Mulla Faizal was assigned and recorded as female at birth despite having intersex characteristics. As an adult, he had naturally developed more male characteristics and obtained medical and psychological certificates confirming his gender as male. Additionally, Mulla Faizal also underwent surgical procedures to align himself with the male gender. Consequently, when he approached the District Registrar (Births and Deaths) to change his name & gender on his birth certificate, his application was rejected. Faizal filed a civil suit against the Registrar, which was dismissed by a single judge. He then filed an appeal before the High Court of Gujarat.
ISSUES & DECISION:
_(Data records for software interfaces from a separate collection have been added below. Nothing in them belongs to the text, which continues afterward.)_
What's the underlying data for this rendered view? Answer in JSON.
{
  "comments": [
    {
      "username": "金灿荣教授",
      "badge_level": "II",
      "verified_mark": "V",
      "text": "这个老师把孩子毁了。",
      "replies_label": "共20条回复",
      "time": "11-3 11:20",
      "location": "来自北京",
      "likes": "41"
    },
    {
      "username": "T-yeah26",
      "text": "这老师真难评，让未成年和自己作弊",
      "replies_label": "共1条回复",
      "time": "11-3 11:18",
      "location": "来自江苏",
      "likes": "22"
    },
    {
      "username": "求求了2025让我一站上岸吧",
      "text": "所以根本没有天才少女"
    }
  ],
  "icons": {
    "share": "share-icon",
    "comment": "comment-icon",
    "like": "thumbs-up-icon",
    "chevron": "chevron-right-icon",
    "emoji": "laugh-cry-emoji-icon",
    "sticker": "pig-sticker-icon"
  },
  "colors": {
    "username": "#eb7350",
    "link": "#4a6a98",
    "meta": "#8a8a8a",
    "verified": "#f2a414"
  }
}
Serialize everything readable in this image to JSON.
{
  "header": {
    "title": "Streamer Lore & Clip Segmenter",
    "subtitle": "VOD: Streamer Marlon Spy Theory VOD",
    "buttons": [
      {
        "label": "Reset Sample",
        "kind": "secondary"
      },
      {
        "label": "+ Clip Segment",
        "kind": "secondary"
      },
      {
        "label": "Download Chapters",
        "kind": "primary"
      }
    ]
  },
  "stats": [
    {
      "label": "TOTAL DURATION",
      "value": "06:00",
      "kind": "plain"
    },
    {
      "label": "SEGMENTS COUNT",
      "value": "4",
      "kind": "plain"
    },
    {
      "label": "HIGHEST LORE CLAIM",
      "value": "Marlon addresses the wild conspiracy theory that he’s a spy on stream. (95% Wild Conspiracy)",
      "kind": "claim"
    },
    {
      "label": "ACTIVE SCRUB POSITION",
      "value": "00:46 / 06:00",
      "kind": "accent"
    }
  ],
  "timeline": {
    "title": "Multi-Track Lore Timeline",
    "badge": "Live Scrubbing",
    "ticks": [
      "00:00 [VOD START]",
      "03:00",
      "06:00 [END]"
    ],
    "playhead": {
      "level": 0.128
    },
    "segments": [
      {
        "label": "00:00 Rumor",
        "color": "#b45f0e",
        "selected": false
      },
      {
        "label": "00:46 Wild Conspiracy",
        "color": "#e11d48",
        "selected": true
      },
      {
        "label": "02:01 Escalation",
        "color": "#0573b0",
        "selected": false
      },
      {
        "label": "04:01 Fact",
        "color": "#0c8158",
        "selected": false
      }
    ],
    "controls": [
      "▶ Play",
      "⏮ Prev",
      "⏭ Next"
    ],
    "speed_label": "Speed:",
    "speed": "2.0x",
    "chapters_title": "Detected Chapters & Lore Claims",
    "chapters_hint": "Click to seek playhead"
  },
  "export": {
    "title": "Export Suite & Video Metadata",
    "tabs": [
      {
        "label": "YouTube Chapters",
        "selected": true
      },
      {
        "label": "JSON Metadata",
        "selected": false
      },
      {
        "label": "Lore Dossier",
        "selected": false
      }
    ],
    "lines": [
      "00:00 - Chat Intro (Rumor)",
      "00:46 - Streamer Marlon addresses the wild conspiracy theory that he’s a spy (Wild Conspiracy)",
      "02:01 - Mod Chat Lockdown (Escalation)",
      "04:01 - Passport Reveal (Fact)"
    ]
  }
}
The Court had to decide whether Faizal was entitled to change his name and gender in his birth certificate. Faizal argued that this was not a case pertaining to “transsexualism” (sic.). He claimed that he had been registered as a female at birth due to certain “deformities”. On this basis, he argued that his request for name and gender change should be accepted.
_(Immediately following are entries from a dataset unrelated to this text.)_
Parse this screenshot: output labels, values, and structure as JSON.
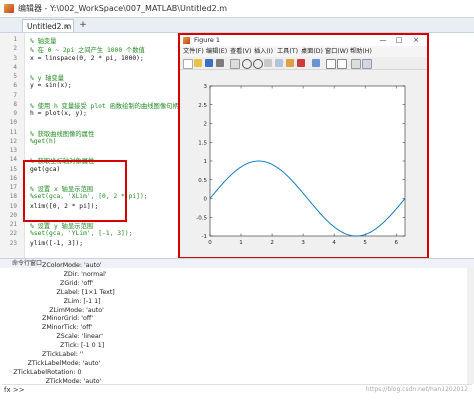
{
  "editor": {
    "title": "编辑器 - Y:\\002_WorkSpace\\007_MATLAB\\Untitled2.m",
    "tab_label": "Untitled2.m",
    "tab_close": "×",
    "tab_add": "+"
  },
  "code_lines": [
    {
      "n": "1",
      "text": "% 轴变量",
      "type": "cmt"
    },
    {
      "n": "2",
      "text": "% 在 0 ~ 2pi 之间产生 1000 个数值",
      "type": "cmt"
    },
    {
      "n": "3",
      "text": "x = linspace(0, 2 * pi, 1000);",
      "type": "plain"
    },
    {
      "n": "4",
      "text": "",
      "type": "plain"
    },
    {
      "n": "5",
      "text": "% y 轴变量",
      "type": "cmt"
    },
    {
      "n": "6",
      "text": "y = sin(x);",
      "type": "plain"
    },
    {
      "n": "7",
      "text": "",
      "type": "plain"
    },
    {
      "n": "8",
      "text": "% 使用 h 变量接受 plot 函数绘制的曲线图像句柄值",
      "type": "cmt"
    },
    {
      "n": "9",
      "text": "h = plot(x, y);",
      "type": "plain"
    },
    {
      "n": "10",
      "text": "",
      "type": "plain"
    },
    {
      "n": "11",
      "text": "% 获取曲线图像的属性",
      "type": "cmt"
    },
    {
      "n": "12",
      "text": "%get(h)",
      "type": "cmt"
    },
    {
      "n": "13",
      "text": "",
      "type": "plain"
    },
    {
      "n": "14",
      "text": "% 获取坐标轴对象属性",
      "type": "cmt"
    },
    {
      "n": "15",
      "text": "get(gca)",
      "type": "plain"
    },
    {
      "n": "16",
      "text": "",
      "type": "plain"
    },
    {
      "n": "17",
      "text": "% 设置 x 轴显示范围",
      "type": "cmt"
    },
    {
      "n": "18",
      "text": "%set(gca, 'XLim', [0, 2 * pi]);",
      "type": "cmt"
    },
    {
      "n": "19",
      "text": "xlim([0, 2 * pi]);",
      "type": "plain"
    },
    {
      "n": "20",
      "text": "",
      "type": "plain"
    },
    {
      "n": "21",
      "text": "% 设置 y 轴显示范围",
      "type": "cmt"
    },
    {
      "n": "22",
      "text": "%set(gca, 'YLim', [-1, 3]);",
      "type": "cmt"
    },
    {
      "n": "23",
      "text": "ylim([-1, 3]);",
      "type": "plain"
    }
  ],
  "command_window": {
    "header": "命令行窗口",
    "lines": [
      "ZColorMode: 'auto'",
      "ZDir: 'normal'",
      "ZGrid: 'off'",
      "ZLabel: [1×1 Text]",
      "ZLim: [-1 1]",
      "ZLimMode: 'auto'",
      "ZMinorGrid: 'off'",
      "ZMinorTick: 'off'",
      "ZScale: 'linear'",
      "ZTick: [-1 0 1]",
      "ZTickLabel: ''",
      "ZTickLabelMode: 'auto'",
      "ZTickLabelRotation: 0",
      "ZTickMode: 'auto'"
    ],
    "prompt": "fx >>",
    "watermark": "https://blog.csdn.net/han1202012"
  },
  "figure": {
    "title": "Figure 1",
    "minimize": "—",
    "maximize": "□",
    "close": "×",
    "menu": [
      "文件(F)",
      "编辑(E)",
      "查看(V)",
      "插入(I)",
      "工具(T)",
      "桌面(D)",
      "窗口(W)",
      "帮助(H)"
    ]
  },
  "chart_data": {
    "type": "line",
    "title": "",
    "xlabel": "",
    "ylabel": "",
    "xlim": [
      0,
      6.283
    ],
    "ylim": [
      -1,
      3
    ],
    "xticks": [
      "0",
      "1",
      "2",
      "3",
      "4",
      "5",
      "6"
    ],
    "yticks": [
      "-1",
      "-0.5",
      "0",
      "0.5",
      "1",
      "1.5",
      "2",
      "2.5",
      "3"
    ],
    "series": [
      {
        "function": "sin(x)",
        "color": "#0072bd",
        "x": [
          0,
          0.5,
          1,
          1.5708,
          2,
          2.5,
          3,
          3.1416,
          3.5,
          4,
          4.5,
          4.7124,
          5,
          5.5,
          6,
          6.2832
        ],
        "y": [
          0,
          0.479,
          0.841,
          1,
          0.909,
          0.598,
          0.141,
          0,
          -0.351,
          -0.757,
          -0.978,
          -1,
          -0.959,
          -0.706,
          -0.279,
          0
        ]
      }
    ]
  }
}
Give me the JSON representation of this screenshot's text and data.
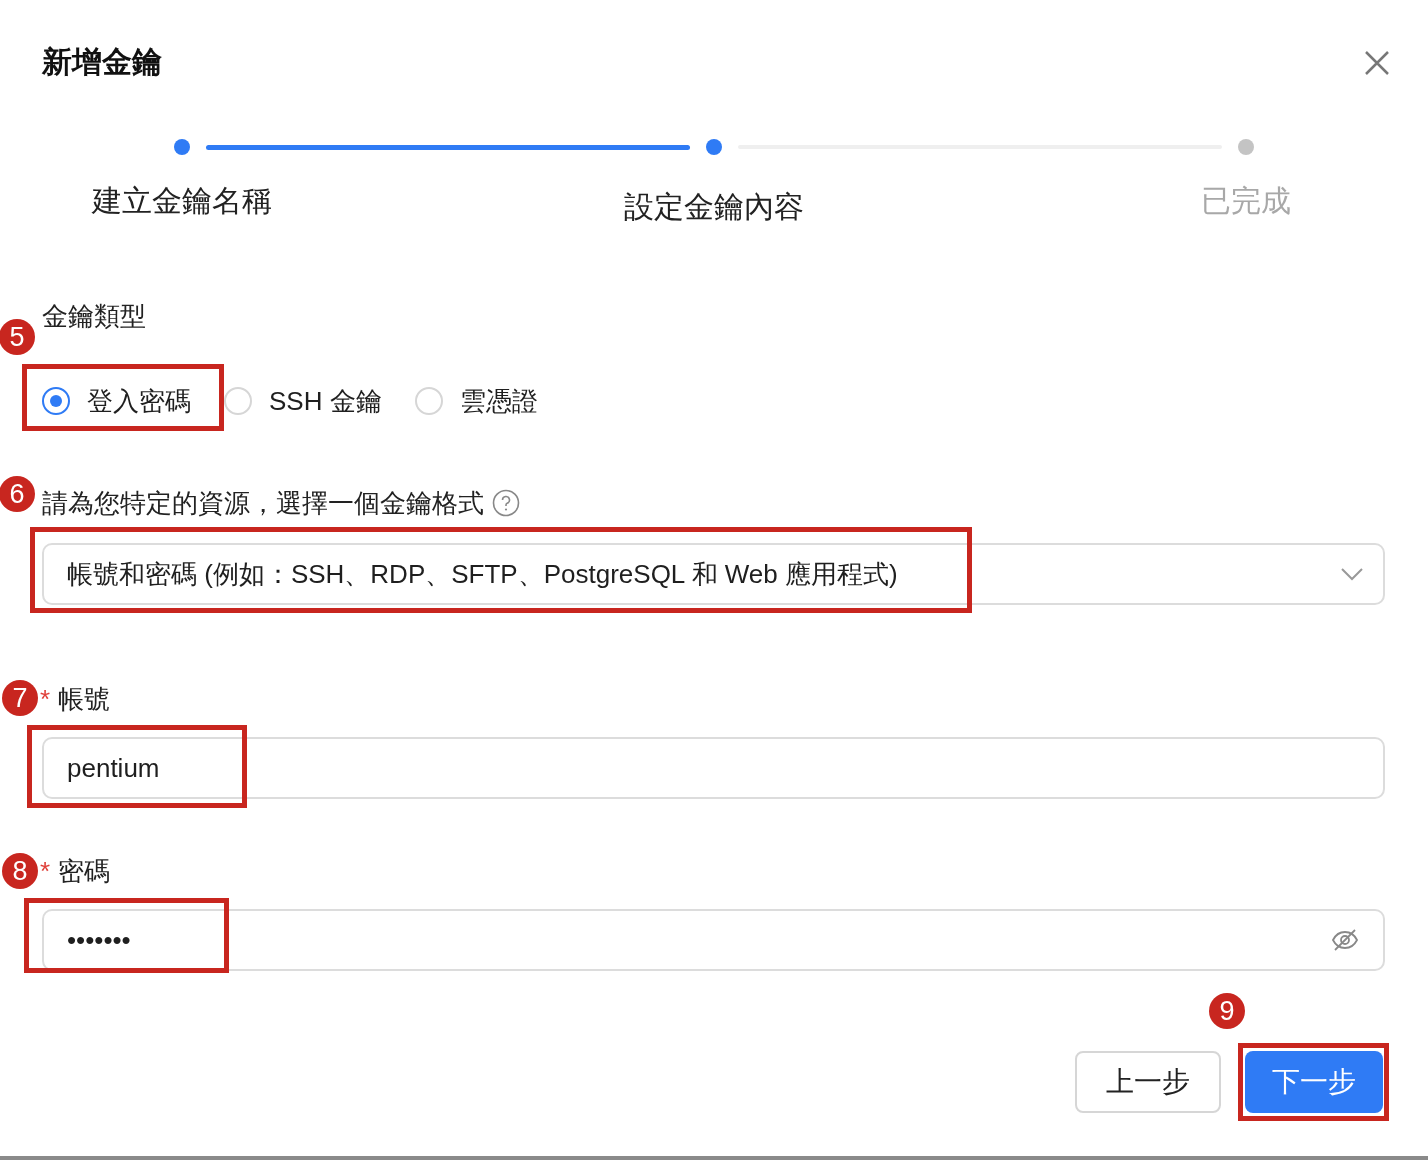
{
  "dialog": {
    "title": "新增金鑰"
  },
  "steps": [
    {
      "label": "建立金鑰名稱",
      "done": true,
      "current": false
    },
    {
      "label": "設定金鑰內容",
      "done": false,
      "current": true
    },
    {
      "label": "已完成",
      "done": false,
      "current": false
    }
  ],
  "key_type": {
    "label": "金鑰類型",
    "options": [
      {
        "label": "登入密碼",
        "selected": true
      },
      {
        "label": "SSH 金鑰",
        "selected": false
      },
      {
        "label": "雲憑證",
        "selected": false
      }
    ]
  },
  "format": {
    "label": "請為您特定的資源，選擇一個金鑰格式",
    "value": "帳號和密碼 (例如：SSH、RDP、SFTP、PostgreSQL 和 Web 應用程式)"
  },
  "account": {
    "label": "帳號",
    "required_mark": "*",
    "value": "pentium"
  },
  "password": {
    "label": "密碼",
    "required_mark": "*",
    "value": "•••••••"
  },
  "buttons": [
    {
      "label": "上一步",
      "kind": "secondary"
    },
    {
      "label": "下一步",
      "kind": "primary"
    }
  ],
  "annotations": [
    {
      "number": "5"
    },
    {
      "number": "6"
    },
    {
      "number": "7"
    },
    {
      "number": "8"
    },
    {
      "number": "9"
    }
  ]
}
The District Registrar (Births and Deaths) argued that under Section 15 of The Registration of Births and Deaths Act, 1969 , changes are only allowed in case of erroneous entries. Faizal argued that the recording of his gender at birth as a female was erroneous since he displayed intersex characteristics at the time of birth. The Court agreed and noted that Section of the Act read with the Rule 15 thereunder placed an obligation of the Registrar to make any necessary changes in order to correct an erroneous entry. It directed the Registrar to make necessary inquiries and seek medical opinion and consequently make the requested change. Thus, the Court set aside the lower court order and allowed the appeal.
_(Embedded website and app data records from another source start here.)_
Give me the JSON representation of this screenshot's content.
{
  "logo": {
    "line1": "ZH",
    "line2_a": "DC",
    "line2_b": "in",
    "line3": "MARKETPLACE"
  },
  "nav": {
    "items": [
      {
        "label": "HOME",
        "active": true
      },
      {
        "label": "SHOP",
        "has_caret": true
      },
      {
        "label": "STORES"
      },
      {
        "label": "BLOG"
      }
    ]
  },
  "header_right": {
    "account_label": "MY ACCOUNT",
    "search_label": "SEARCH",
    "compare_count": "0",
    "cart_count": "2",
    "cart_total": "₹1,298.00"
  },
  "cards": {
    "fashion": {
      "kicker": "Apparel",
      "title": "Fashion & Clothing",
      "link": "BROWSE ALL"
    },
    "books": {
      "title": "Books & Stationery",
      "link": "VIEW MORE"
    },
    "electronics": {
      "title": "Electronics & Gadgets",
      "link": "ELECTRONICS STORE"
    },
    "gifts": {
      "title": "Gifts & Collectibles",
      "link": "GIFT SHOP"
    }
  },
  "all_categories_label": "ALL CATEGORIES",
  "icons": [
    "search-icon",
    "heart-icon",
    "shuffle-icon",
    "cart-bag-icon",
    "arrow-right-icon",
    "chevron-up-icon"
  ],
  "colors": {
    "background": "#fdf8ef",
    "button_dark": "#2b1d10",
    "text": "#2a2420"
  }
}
This case was significant because the Court here recognised a distinction between intersex persons and transgender persons. It also placed an obligation on the authorities to change name and gender on birth certificates. However, it is crucial to note that this case preceded NALSA v. Union of India, where the Supreme Court recognised the right of all individuals to self-identify their gender.